--- Exercise prompt ---
Give back the entire listing exactly as it was provided.

--- Dataset records ---
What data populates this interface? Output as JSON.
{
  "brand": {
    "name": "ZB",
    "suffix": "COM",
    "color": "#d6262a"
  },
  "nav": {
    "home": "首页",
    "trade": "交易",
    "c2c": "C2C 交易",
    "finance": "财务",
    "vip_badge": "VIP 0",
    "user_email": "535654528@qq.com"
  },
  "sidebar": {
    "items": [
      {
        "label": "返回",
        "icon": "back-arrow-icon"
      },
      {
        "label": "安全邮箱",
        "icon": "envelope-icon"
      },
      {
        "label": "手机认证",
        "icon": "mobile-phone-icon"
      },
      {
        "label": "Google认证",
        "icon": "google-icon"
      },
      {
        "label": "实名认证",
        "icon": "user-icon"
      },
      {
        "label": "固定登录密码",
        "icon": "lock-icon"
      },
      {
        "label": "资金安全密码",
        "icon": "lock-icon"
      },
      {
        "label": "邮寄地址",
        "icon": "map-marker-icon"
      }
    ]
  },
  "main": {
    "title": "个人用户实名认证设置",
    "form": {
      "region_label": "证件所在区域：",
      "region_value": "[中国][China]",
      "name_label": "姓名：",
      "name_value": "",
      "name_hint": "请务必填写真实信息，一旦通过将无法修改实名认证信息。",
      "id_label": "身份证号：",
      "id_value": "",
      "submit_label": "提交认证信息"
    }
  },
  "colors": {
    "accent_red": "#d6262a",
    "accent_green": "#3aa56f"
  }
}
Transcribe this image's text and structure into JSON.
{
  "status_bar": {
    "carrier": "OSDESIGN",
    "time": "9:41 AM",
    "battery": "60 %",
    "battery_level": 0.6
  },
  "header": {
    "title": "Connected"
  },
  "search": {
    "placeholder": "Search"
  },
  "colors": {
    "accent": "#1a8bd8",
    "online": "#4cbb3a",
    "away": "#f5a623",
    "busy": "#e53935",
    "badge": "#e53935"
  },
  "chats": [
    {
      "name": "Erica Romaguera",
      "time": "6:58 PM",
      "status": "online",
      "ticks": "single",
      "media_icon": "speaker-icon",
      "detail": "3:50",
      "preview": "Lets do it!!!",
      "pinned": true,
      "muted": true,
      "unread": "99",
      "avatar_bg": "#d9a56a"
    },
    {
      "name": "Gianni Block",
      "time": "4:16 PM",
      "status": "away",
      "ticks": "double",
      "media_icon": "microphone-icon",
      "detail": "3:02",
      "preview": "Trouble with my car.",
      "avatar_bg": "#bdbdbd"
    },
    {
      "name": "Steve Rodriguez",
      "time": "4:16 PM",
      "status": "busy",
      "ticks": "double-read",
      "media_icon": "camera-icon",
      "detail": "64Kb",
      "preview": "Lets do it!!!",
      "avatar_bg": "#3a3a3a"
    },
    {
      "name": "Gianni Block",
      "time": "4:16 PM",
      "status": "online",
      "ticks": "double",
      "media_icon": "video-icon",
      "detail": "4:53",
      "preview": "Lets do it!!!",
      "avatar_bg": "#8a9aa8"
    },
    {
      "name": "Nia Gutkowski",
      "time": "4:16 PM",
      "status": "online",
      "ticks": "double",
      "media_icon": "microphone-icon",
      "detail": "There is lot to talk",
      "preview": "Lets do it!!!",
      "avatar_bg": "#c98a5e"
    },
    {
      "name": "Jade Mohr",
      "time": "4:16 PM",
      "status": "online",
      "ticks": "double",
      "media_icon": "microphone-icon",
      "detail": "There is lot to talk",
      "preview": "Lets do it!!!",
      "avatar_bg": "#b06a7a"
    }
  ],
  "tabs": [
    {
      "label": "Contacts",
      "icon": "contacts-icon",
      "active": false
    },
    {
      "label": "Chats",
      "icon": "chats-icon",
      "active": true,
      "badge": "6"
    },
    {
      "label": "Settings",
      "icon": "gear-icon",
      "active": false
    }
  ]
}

--- Solution for this problem ---
What data populates this interface? Output as JSON.
{
  "brand": {
    "name": "ZB",
    "suffix": "COM",
    "color": "#d6262a"
  },
  "nav": {
    "home": "首页",
    "trade": "交易",
    "c2c": "C2C 交易",
    "finance": "财务",
    "vip_badge": "VIP 0",
    "user_email": "535654528@qq.com"
  },
  "sidebar": {
    "items": [
      {
        "label": "返回",
        "icon": "back-arrow-icon"
      },
      {
        "label": "安全邮箱",
        "icon": "envelope-icon"
      },
      {
        "label": "手机认证",
        "icon": "mobile-phone-icon"
      },
      {
        "label": "Google认证",
        "icon": "google-icon"
      },
      {
        "label": "实名认证",
        "icon": "user-icon"
      },
      {
        "label": "固定登录密码",
        "icon": "lock-icon"
      },
      {
        "label": "资金安全密码",
        "icon": "lock-icon"
      },
      {
        "label": "邮寄地址",
        "icon": "map-marker-icon"
      }
    ]
  },
  "main": {
    "title": "个人用户实名认证设置",
    "form": {
      "region_label": "证件所在区域：",
      "region_value": "[中国][China]",
      "name_label": "姓名：",
      "name_value": "",
      "name_hint": "请务必填写真实信息，一旦通过将无法修改实名认证信息。",
      "id_label": "身份证号：",
      "id_value": "",
      "submit_label": "提交认证信息"
    }
  },
  "colors": {
    "accent_red": "#d6262a",
    "accent_green": "#3aa56f"
  }
}
Transcribe this image's text and structure into JSON.
{
  "status_bar": {
    "carrier": "OSDESIGN",
    "time": "9:41 AM",
    "battery": "60 %",
    "battery_level": 0.6
  },
  "header": {
    "title": "Connected"
  },
  "search": {
    "placeholder": "Search"
  },
  "colors": {
    "accent": "#1a8bd8",
    "online": "#4cbb3a",
    "away": "#f5a623",
    "busy": "#e53935",
    "badge": "#e53935"
  },
  "chats": [
    {
      "name": "Erica Romaguera",
      "time": "6:58 PM",
      "status": "online",
      "ticks": "single",
      "media_icon": "speaker-icon",
      "detail": "3:50",
      "preview": "Lets do it!!!",
      "pinned": true,
      "muted": true,
      "unread": "99",
      "avatar_bg": "#d9a56a"
    },
    {
      "name": "Gianni Block",
      "time": "4:16 PM",
      "status": "away",
      "ticks": "double",
      "media_icon": "microphone-icon",
      "detail": "3:02",
      "preview": "Trouble with my car.",
      "avatar_bg": "#bdbdbd"
    },
    {
      "name": "Steve Rodriguez",
      "time": "4:16 PM",
      "status": "busy",
      "ticks": "double-read",
      "media_icon": "camera-icon",
      "detail": "64Kb",
      "preview": "Lets do it!!!",
      "avatar_bg": "#3a3a3a"
    },
    {
      "name": "Gianni Block",
      "time": "4:16 PM",
      "status": "online",
      "ticks": "double",
      "media_icon": "video-icon",
      "detail": "4:53",
      "preview": "Lets do it!!!",
      "avatar_bg": "#8a9aa8"
    },
    {
      "name": "Nia Gutkowski",
      "time": "4:16 PM",
      "status": "online",
      "ticks": "double",
      "media_icon": "microphone-icon",
      "detail": "There is lot to talk",
      "preview": "Lets do it!!!",
      "avatar_bg": "#c98a5e"
    },
    {
      "name": "Jade Mohr",
      "time": "4:16 PM",
      "status": "online",
      "ticks": "double",
      "media_icon": "microphone-icon",
      "detail": "There is lot to talk",
      "preview": "Lets do it!!!",
      "avatar_bg": "#b06a7a"
    }
  ],
  "tabs": [
    {
      "label": "Contacts",
      "icon": "contacts-icon",
      "active": false
    },
    {
      "label": "Chats",
      "icon": "chats-icon",
      "active": true,
      "badge": "6"
    },
    {
      "label": "Settings",
      "icon": "gear-icon",
      "active": false
    }
  ]
}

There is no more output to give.